When Apple first introduced the Touch Bar on its Macs in 2016, the company touted the adaptive app-specific features of the OLED strip and framed it as an improvement over the traditional function keys that it replaced.
What it didn't expect was the number of users who mourned the physical Escape key, which many relied on to exit out of various app modes (like fullscreen, for example). While the Touch Bar offers a virtual Escape key, it's located in a different place, and depending on the app in use, isn't even always visible.
Fortunately Apple listened to the criticism, and all new Macs with the scissor switch Magic Keyboard also feature a physical Escape key, along with Touch Bar and Touch ID.
If you're the owner of an earlier Touch Bar-equipped Mac model that lacks the physical Escape key, here are a couple of things you can do to get the functionality back.
Bring Back the Function Row on the Touch Bar
As mentioned, the Escape key isn't entirely gone on a Touch Bar Mac, but if the Touch Bar is in another mode, it's not always accessible. One solution is to hold down the fn key on the bottom left of the keyboard layout. This will make the original row of function keys appear on the Touch Bar – including the Escape key.
Remap the Escape Key to Another Physical Key
If the above solution doesn't work for you, you can choose a physical key to act as an Escape key instead.

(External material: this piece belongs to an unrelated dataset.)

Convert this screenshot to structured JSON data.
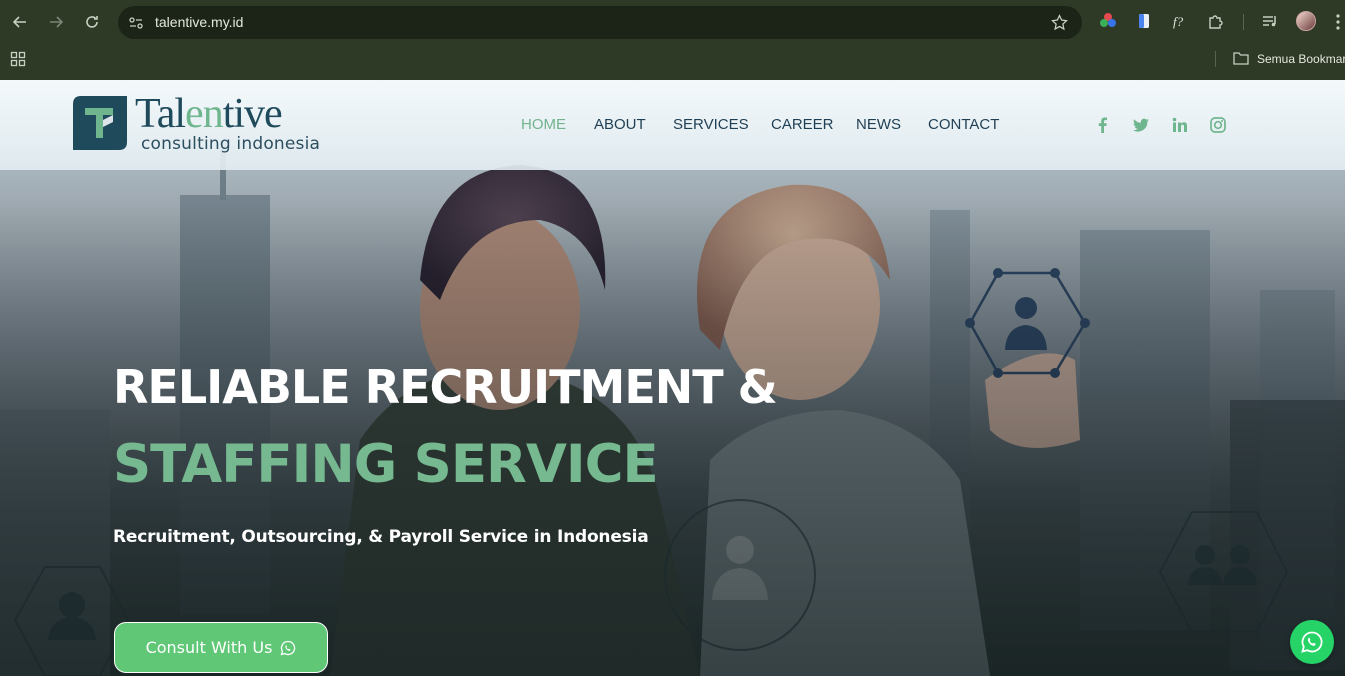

Here's how it works.
- Launch System Preferences from your Mac's Dock, from the Applications folder, or from the Apple menu bar ( -> System Preferences...).
- Select Keyboard.

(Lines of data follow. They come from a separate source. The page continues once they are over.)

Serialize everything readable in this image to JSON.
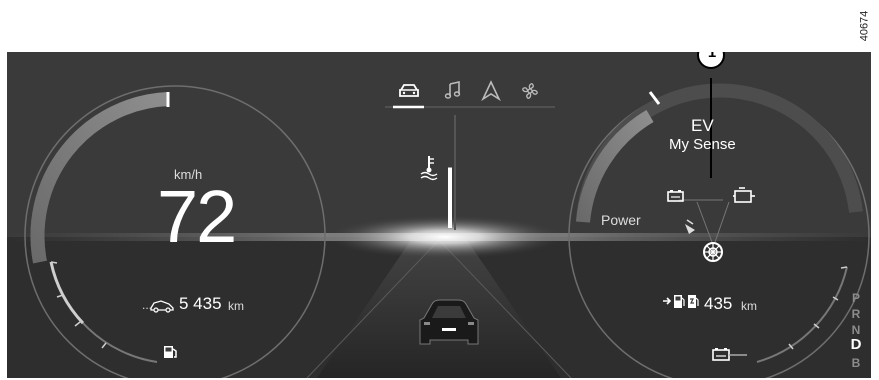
{
  "reference_code": "40674",
  "callout": {
    "number": "1"
  },
  "top_menu": {
    "items": [
      {
        "icon": "car-icon",
        "active": true
      },
      {
        "icon": "music-note-icon",
        "active": false
      },
      {
        "icon": "navigation-arrow-icon",
        "active": false
      },
      {
        "icon": "fan-icon",
        "active": false
      }
    ]
  },
  "speedometer": {
    "unit": "km/h",
    "speed": "72",
    "odometer_value": "5 435",
    "odometer_unit": "km",
    "fuel_level": 0.45
  },
  "center": {
    "temperature_icon": "coolant-temperature-icon",
    "temperature_level": 0.55
  },
  "power_gauge": {
    "mode": "EV",
    "drive_mode": "My Sense",
    "label": "Power",
    "range_value": "435",
    "range_unit": "km",
    "energy_flow_icons": [
      "battery-icon",
      "engine-icon",
      "wheel-icon"
    ],
    "battery_level": 0.35
  },
  "gear_selector": {
    "gears": [
      "P",
      "R",
      "N",
      "D",
      "B"
    ],
    "selected": "D"
  }
}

- In Keyboard preferences, click Modifier Keys.
- Use one of the pop-up menus to choose another key to act as your Escape key. (We'd recommend choosing the Caps Lock key, since the Command, Control, and Option keys are frequently used to perform keyboard shortcuts.)
- Click OK.
If you ever want to return your keyboard to its original behavior, simply reopen the keyboard settings and click Restore Defaults.